A bit of wine for gourmet beef.
Successfully restarting a beef operation may mean thinking outside the box. Bre Ochs, a third generation Great Falls, Montana, rancher left the box in the dust, hitting the bottle instead for her ranch reboot. The determined rancher is taking an unorthodox route back to the beef industry, opting to add wine to her feed rations in an effort to create a unique, high value gourmet beef product.
After decades of success, the Indian Hammer Ranch fell into a lull as Ochs cared for her ailing parents. The herd was liquidated and land leased out or sold.
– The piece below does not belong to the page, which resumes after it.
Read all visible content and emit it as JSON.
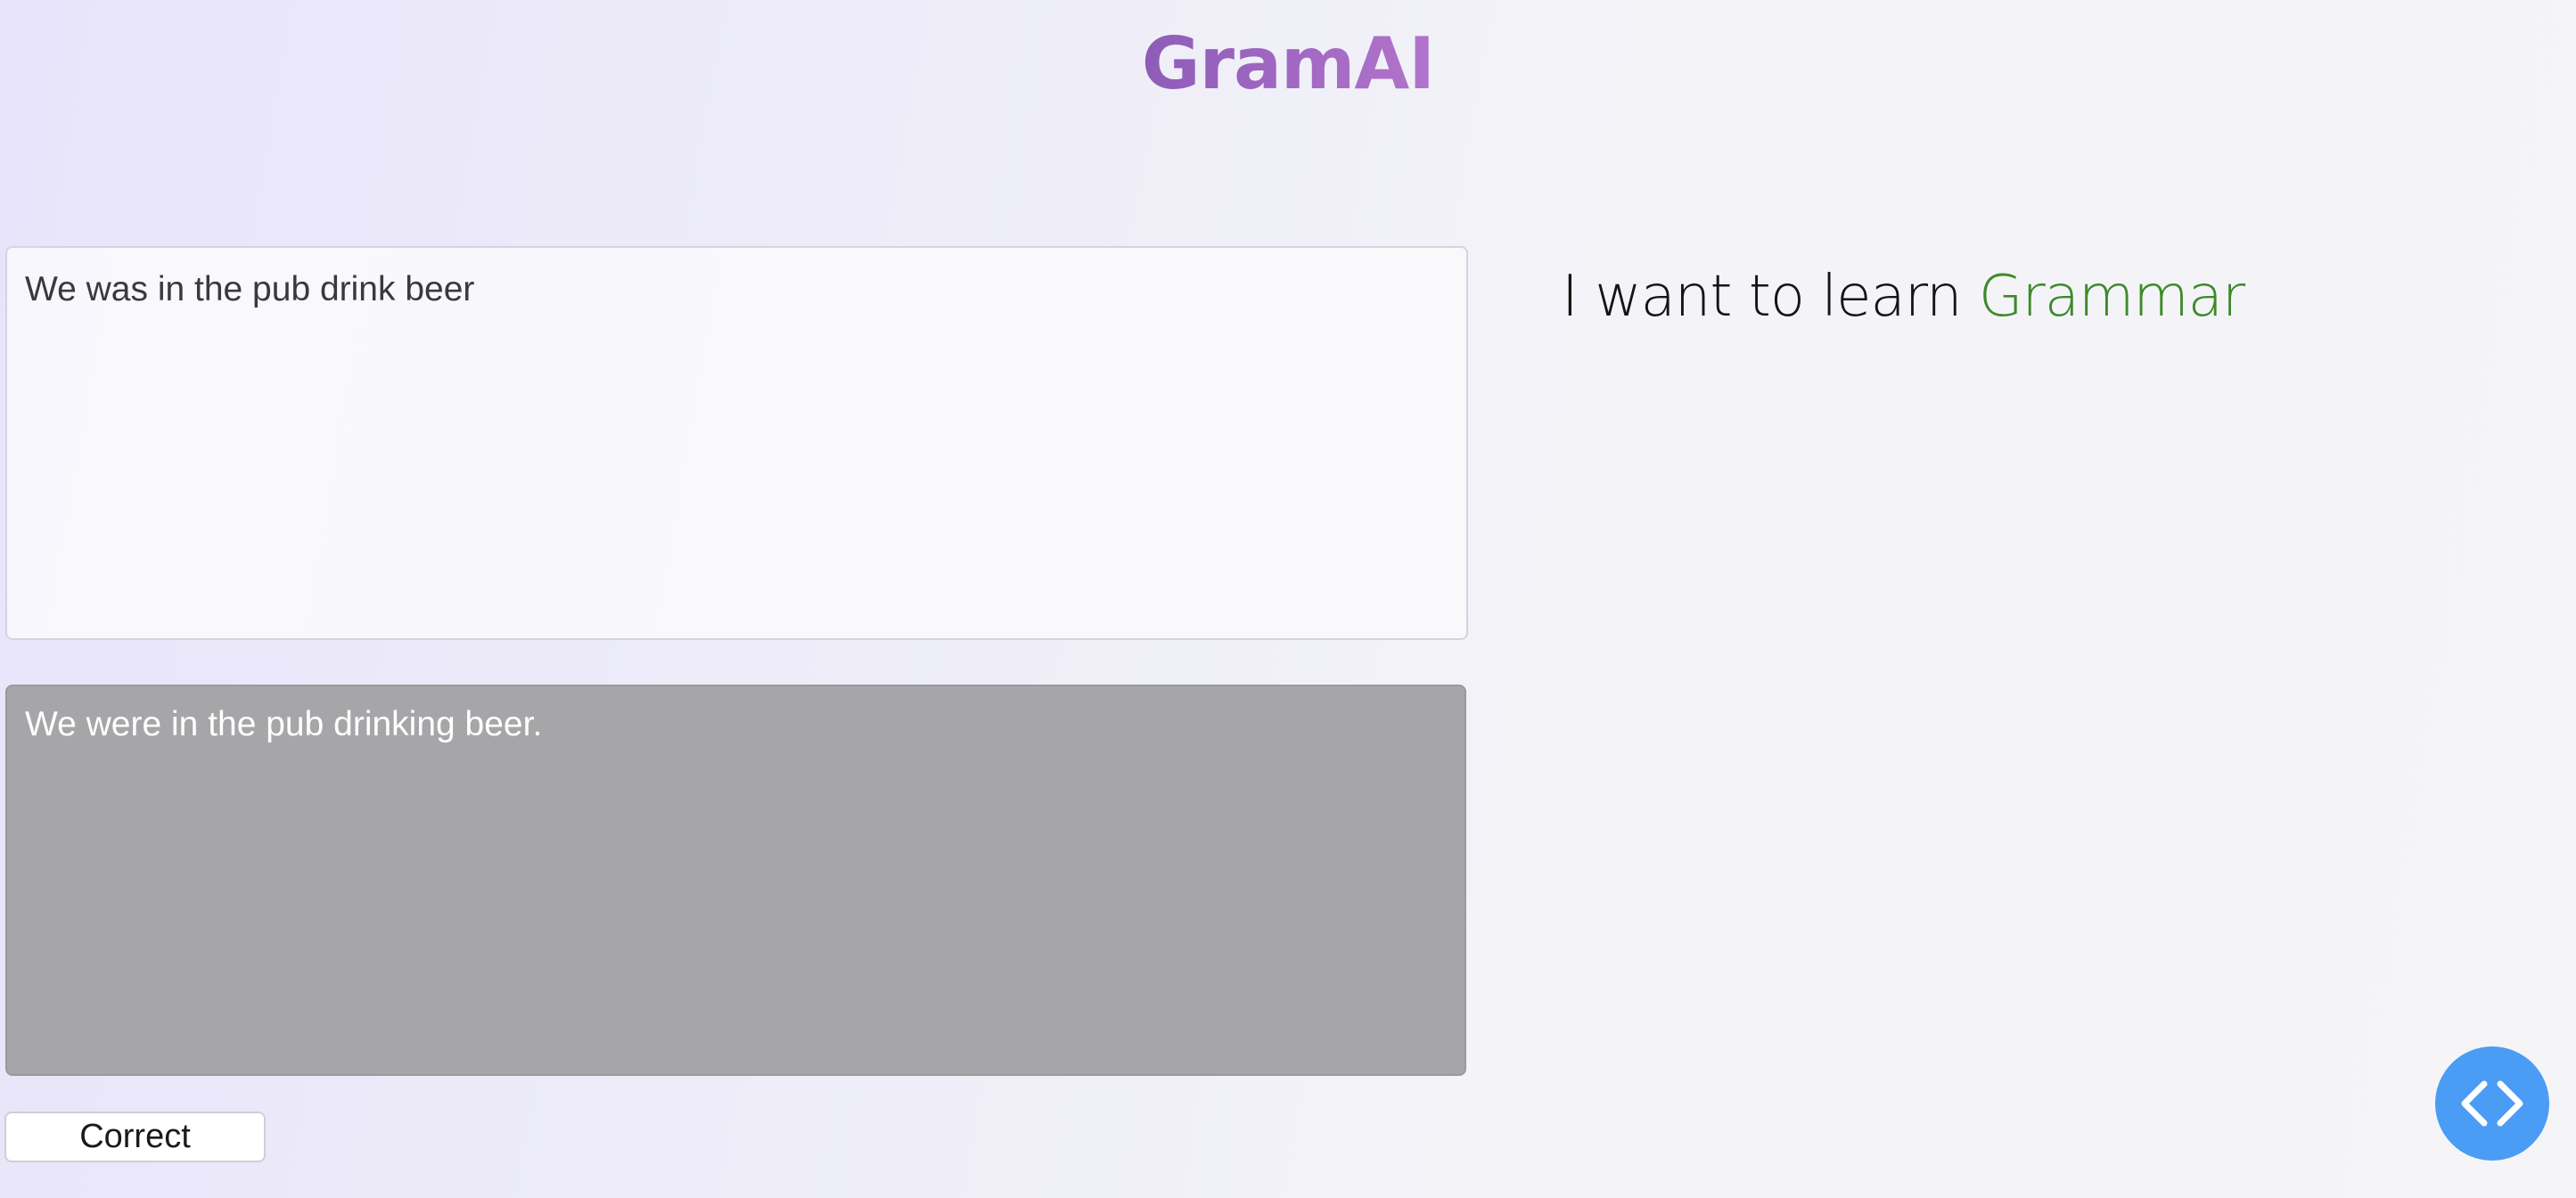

When they passed, Ochs faced a daunting task. “I really did want to take back over the ranch, but it was down to almost nothing,” she says.
Not to be discouraged, Ochs worked with the Montana Small Business Development Center Network to kick around ideas. On their advice, she purchased 15 steers to feed, hoping to reinvest profits in breeding stock. They also suggested identifying a niche market, which Ochs did thanks to an impulsive moment of humor.
After a long day of rebuilding corrals, Ochs decided to share her hard-earned cold drink with her overly friendly bull, Zeus, who had pestered them throughout their workday.
“I poured some beer over my steers’ feed and they ate it right up,” she recalls. That got her thinking about how alcohol may change the meat.
She began experimenting with a variety of feed mixtures. While the steers happily consumed grape wine, it wasn’t ideal for overall digestion. Ochs stumbled upon honeymead produced by Hamilton, Montana, based Hidden Legends winery. “I worked with them to get a specially made honeymead base that has less alcohol and more sugar,” she says. “The steers loved it and it worked well.”
Testing proof. In unchartered territory, Ochs ventured slowly into her wine-fed beef experiment starting with just two steers. “I wanted to see how the wine would impact the texture and flavor of the meat. Would it be sweeter due to having more sugar, that sort of thing,” she says.
Wine was slowly added to the rations, building to a half bottle morning and night for each steer. “I had to split it up because you can get a steer drunk,” Ochs says she discovered.
Upon harvest, Ochs found the resulting meat had a unique sweetness and was more tender than her conventionally raised meat. But it also had a very high fat content. “Once we got over 1,100 pounds we were just adding fat to the carcass due to all the sugar. I wanted marbling, but not that much fat,” she says. Consulting with a nutritionist, she decided to keep steers below 1,100 pounds. “This makes a smaller steak, but it’s a gourmet product so we don’t have to go as big.”
A new flavor. The second round she fed wine for around 4 months as compared to 7 months. The cattle finished fine and with less fat than her earlier try. She began selling the product direct to customers at a premium price, while still providing regular beef product to customers.
“The meat is juicy, tender, and sweet,” Ochs says. It’s like wine, some people can taste the difference, others can’t. Either way, it’s a quality steak. “Proper cooking is critical to get the most flavor from the steak. I use little seasoning. Medium rare or rare is best because honeymead tenderizes the meat naturally.”
Julia Doney can taste the difference. “I’m a foodie and like to feed my family and guests food that’s worth it,” she says. “This is so different. It’s lean, but with a big burst of flavor. I love using it for special occasions.”
Ochs continues to experiment with breed, feed, and more as she develops the niche she stumbled into.